Concerning the link between doctors and causation, returning to the cases of Sarah and Tommy is instructive. In Sarah’s case, her physician must decide whether this new injury to her shoulder passes the substantial factor causation standard for her to proceed with her workers’ compensation claim. Most likely, if the injury was a “separate and distinct” injury and her doctor responds accordingly, it will.
Tommy’s case is more complicated because his previous back injury was the result of an accident in which Tommy brought a personal injury claim and was awarded a benefit. Ultimately, it will be up to the physician to determine if the new work injury is compensable. Under the “paid or payable” standard, Tommy will recover for any impairment assessed above his prior 10% rating. In the interim, his lost time and bills will be covered as long as the treating physician provides the necessary language in his report. It’s a complex system that’s nearly impossible to successfully navigate without the aid of an attorney. That doesn’t mean Tommy shouldn’t bring a claim, however. Both he and Sarah, with the help of a Workers’ Comp attorney and sound medical opinion, should bring claims.
“In Sarah’s case, as long as the injury isn’t part of a prior claim, the injured worker gets the benefit of the entire injury,” explains attorney Morizio. “Tommy may have to split up his benefit by percentage, meaning if he was assigned a 10% loss of use in his car accident case, and his doctor now says he has a 20% loss of use after his new work accident, his impairment benefit would be 10%.”
It is important to understand the difference between the remedies sought in personal injury claims compared to those in workers’ compensation claims. In workers’ compensation claims, pain and suffering is not compensated and the injured employee’s award is based on his or her impairment. For example, Tommy’s 10% loss of use is worth a precise amount under CT workers’ compensation law. While the awards are limited to specific weeks of benefits, it was never about the money for Mr. Morizio. For him, his job is about getting workers adequately compensated and back to work safely. It’s a mission based on experience.

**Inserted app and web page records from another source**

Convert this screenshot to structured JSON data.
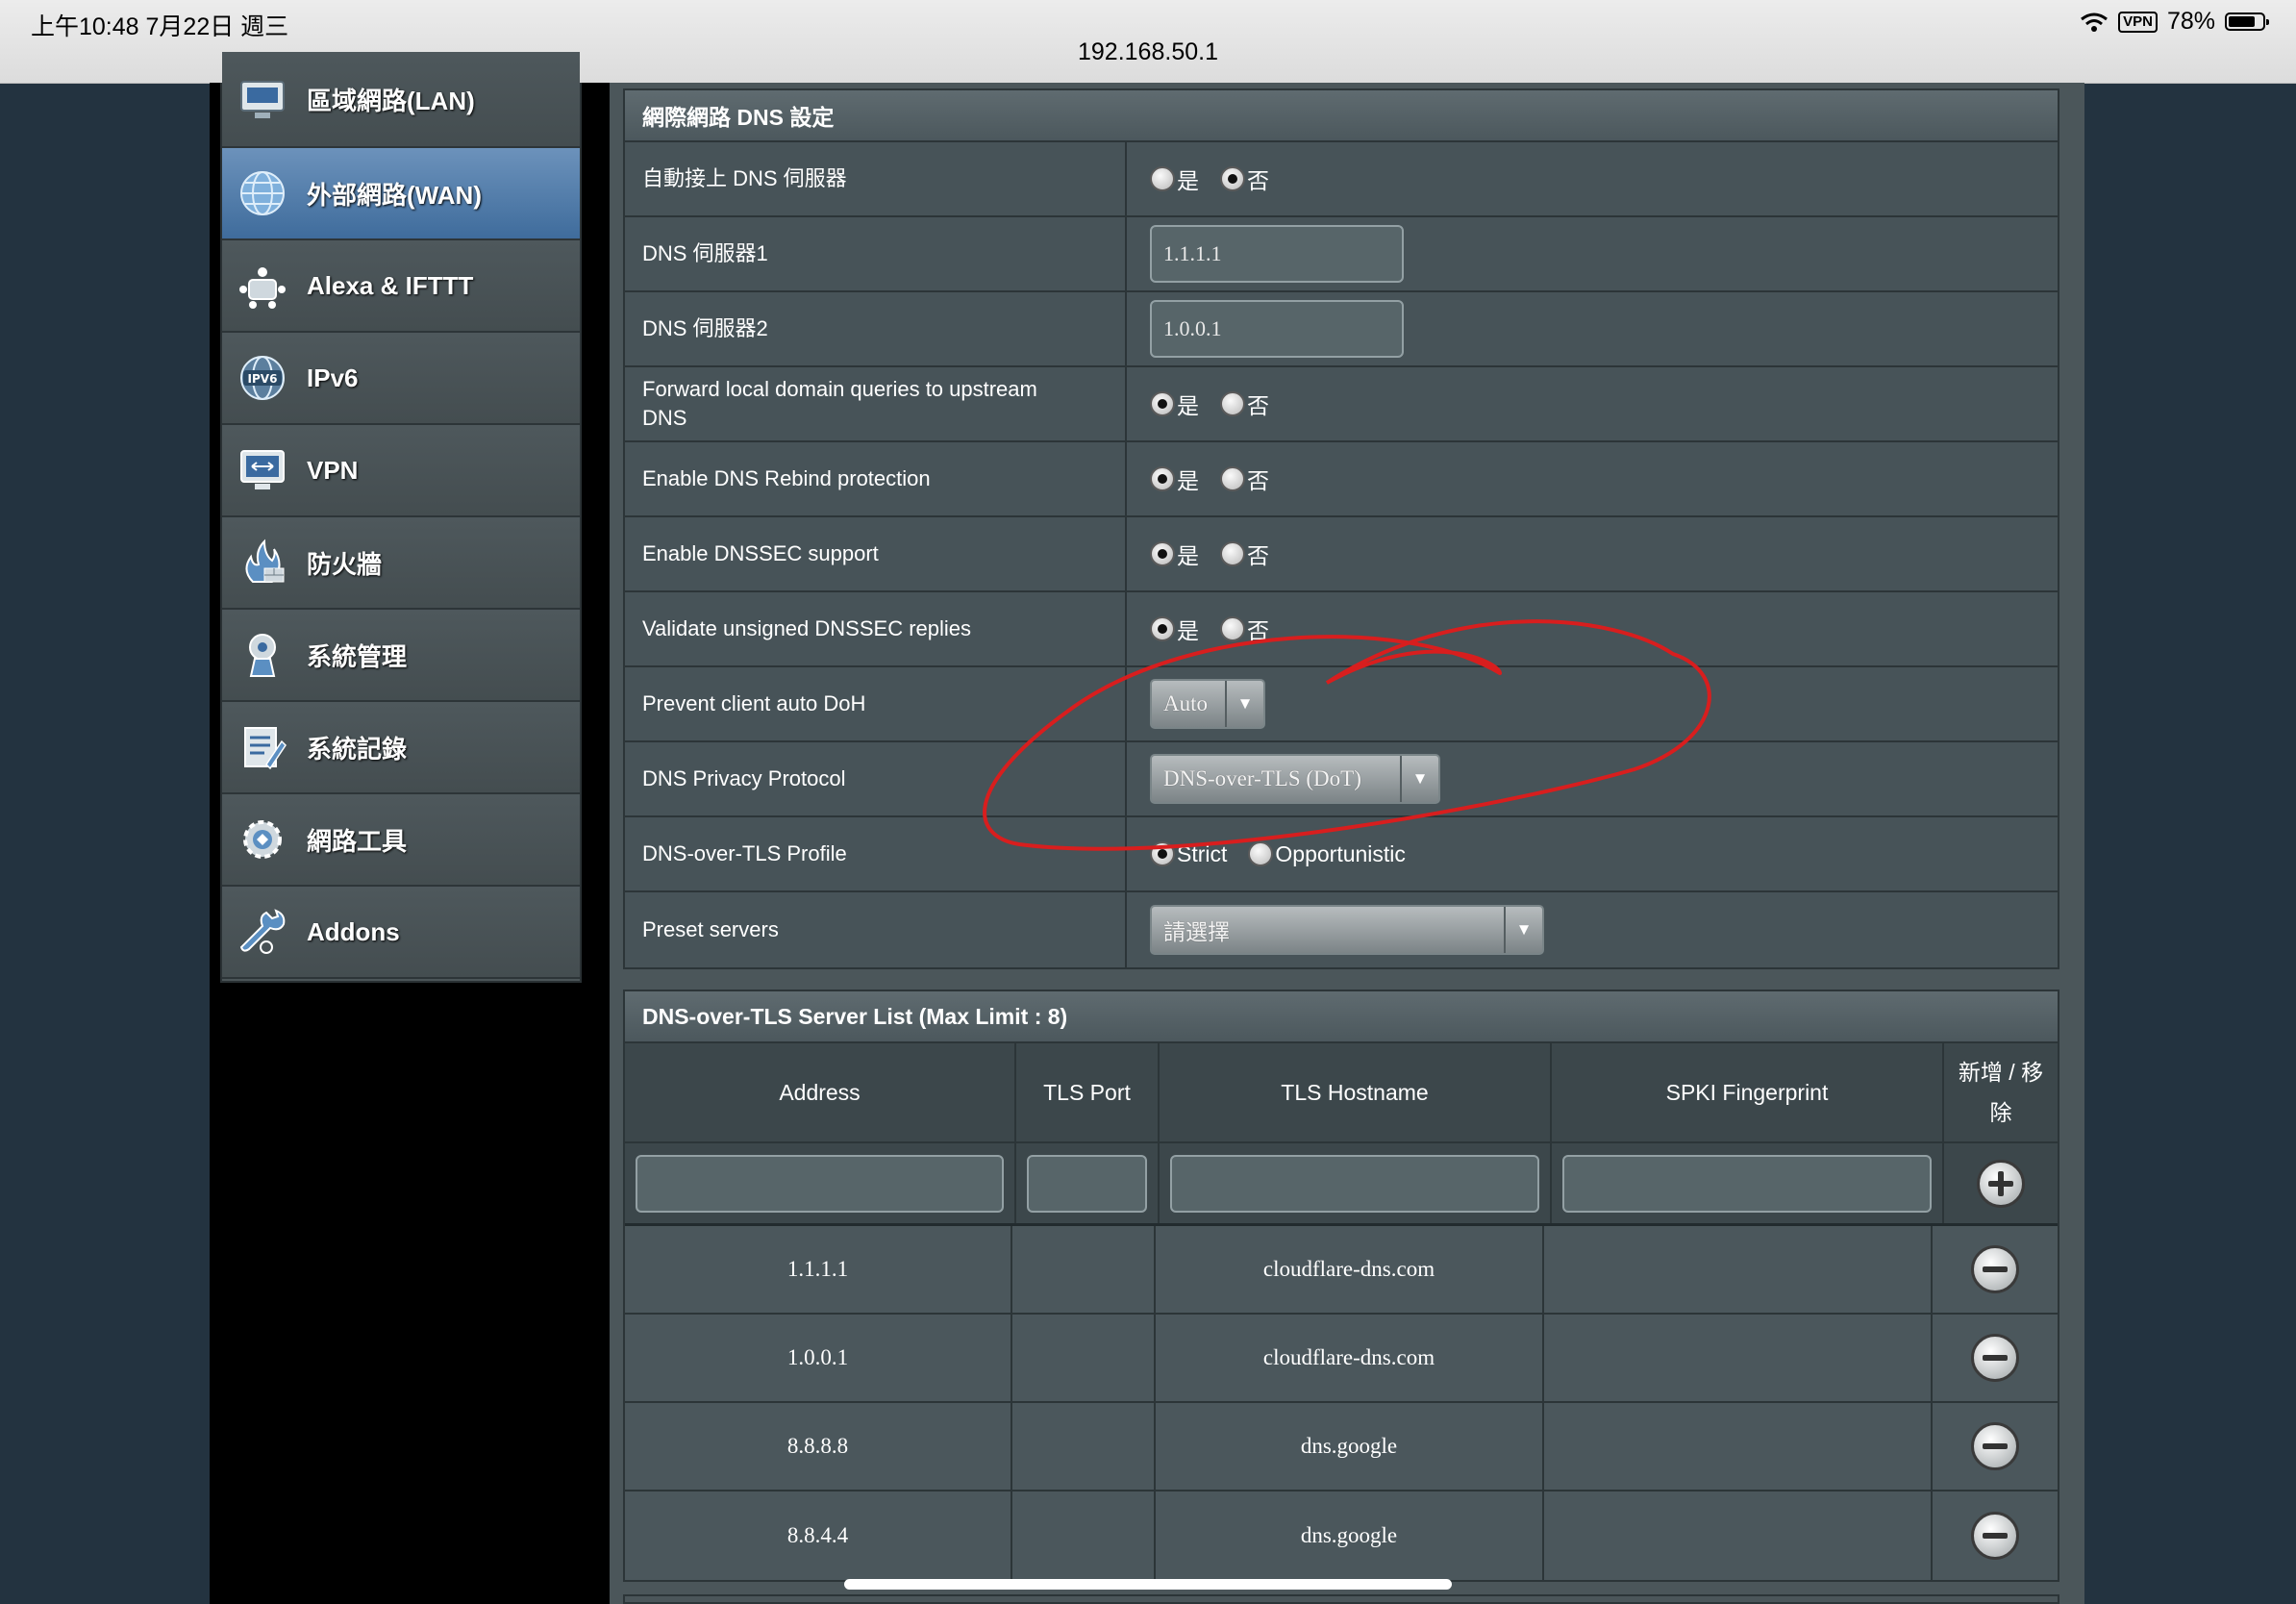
{
  "status_bar": {
    "time": "上午10:48   7月22日 週三",
    "url": "192.168.50.1",
    "vpn": "VPN",
    "battery": "78%",
    "battery_level": 0.78
  },
  "sidebar": {
    "items": [
      {
        "label": "區域網路(LAN)",
        "icon": "lan-icon"
      },
      {
        "label": "外部網路(WAN)",
        "icon": "globe-icon",
        "active": true
      },
      {
        "label": "Alexa & IFTTT",
        "icon": "smart-home-icon"
      },
      {
        "label": "IPv6",
        "icon": "ipv6-globe-icon"
      },
      {
        "label": "VPN",
        "icon": "vpn-monitor-icon"
      },
      {
        "label": "防火牆",
        "icon": "firewall-icon"
      },
      {
        "label": "系統管理",
        "icon": "admin-gear-icon"
      },
      {
        "label": "系統記錄",
        "icon": "log-icon"
      },
      {
        "label": "網路工具",
        "icon": "network-tools-icon"
      },
      {
        "label": "Addons",
        "icon": "wrench-icon"
      }
    ]
  },
  "dns_settings": {
    "header": "網際網路 DNS 設定",
    "yes": "是",
    "no": "否",
    "rows": {
      "auto_dns": {
        "label": "自動接上 DNS 伺服器",
        "selected": "no"
      },
      "dns1": {
        "label": "DNS 伺服器1",
        "value": "1.1.1.1"
      },
      "dns2": {
        "label": "DNS 伺服器2",
        "value": "1.0.0.1"
      },
      "forward_local": {
        "label": "Forward local domain queries to upstream DNS",
        "selected": "yes"
      },
      "rebind": {
        "label": "Enable DNS Rebind protection",
        "selected": "yes"
      },
      "dnssec": {
        "label": "Enable DNSSEC support",
        "selected": "yes"
      },
      "validate_unsigned": {
        "label": "Validate unsigned DNSSEC replies",
        "selected": "yes"
      },
      "prevent_doh": {
        "label": "Prevent client auto DoH",
        "value": "Auto"
      },
      "privacy_protocol": {
        "label": "DNS Privacy Protocol",
        "value": "DNS-over-TLS (DoT)"
      },
      "dot_profile": {
        "label": "DNS-over-TLS Profile",
        "option_strict": "Strict",
        "option_opportunistic": "Opportunistic",
        "selected": "strict"
      },
      "preset_servers": {
        "label": "Preset servers",
        "value": "請選擇"
      }
    }
  },
  "dot_list": {
    "header": "DNS-over-TLS Server List (Max Limit : 8)",
    "columns": [
      "Address",
      "TLS Port",
      "TLS Hostname",
      "SPKI Fingerprint",
      "新增 / 移除"
    ],
    "rows": [
      {
        "address": "1.1.1.1",
        "port": "",
        "hostname": "cloudflare-dns.com",
        "spki": ""
      },
      {
        "address": "1.0.0.1",
        "port": "",
        "hostname": "cloudflare-dns.com",
        "spki": ""
      },
      {
        "address": "8.8.8.8",
        "port": "",
        "hostname": "dns.google",
        "spki": ""
      },
      {
        "address": "8.8.4.4",
        "port": "",
        "hostname": "dns.google",
        "spki": ""
      }
    ]
  },
  "colors": {
    "annotation": "#d81e1e",
    "active_nav": "#4f7ba8"
  }
}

“When I was a kid, I saw my old man have a debilitating stroke that prevented him from working,” he recalls. “While it wasn’t a workers’ compensation claim, I got to see firsthand the disparities in the disability side of workers’ protections. My father worked long and hard for his company, and in the end, he wasn’t able to end his career on his own terms.”
The experience is what inspires attorney Morizio to fight every day for the rights of injured workers in Connecticut. His vast knowledge of workers’ compensation law and his firm’s extensive network of relationships with medical professionals and their respective office staffs are what have made the Morizio Law Firm so successful.
“As practitioners of medicine and the law, we need to do better to address our clients’ needs,” he says. “If the whole system works better, then people like Sarah and Tommy have a better chance at a positive outcome.”
If you’ve been involved in a workplace injury, don’t let past injuries hold you back from advocating for your lawful rights.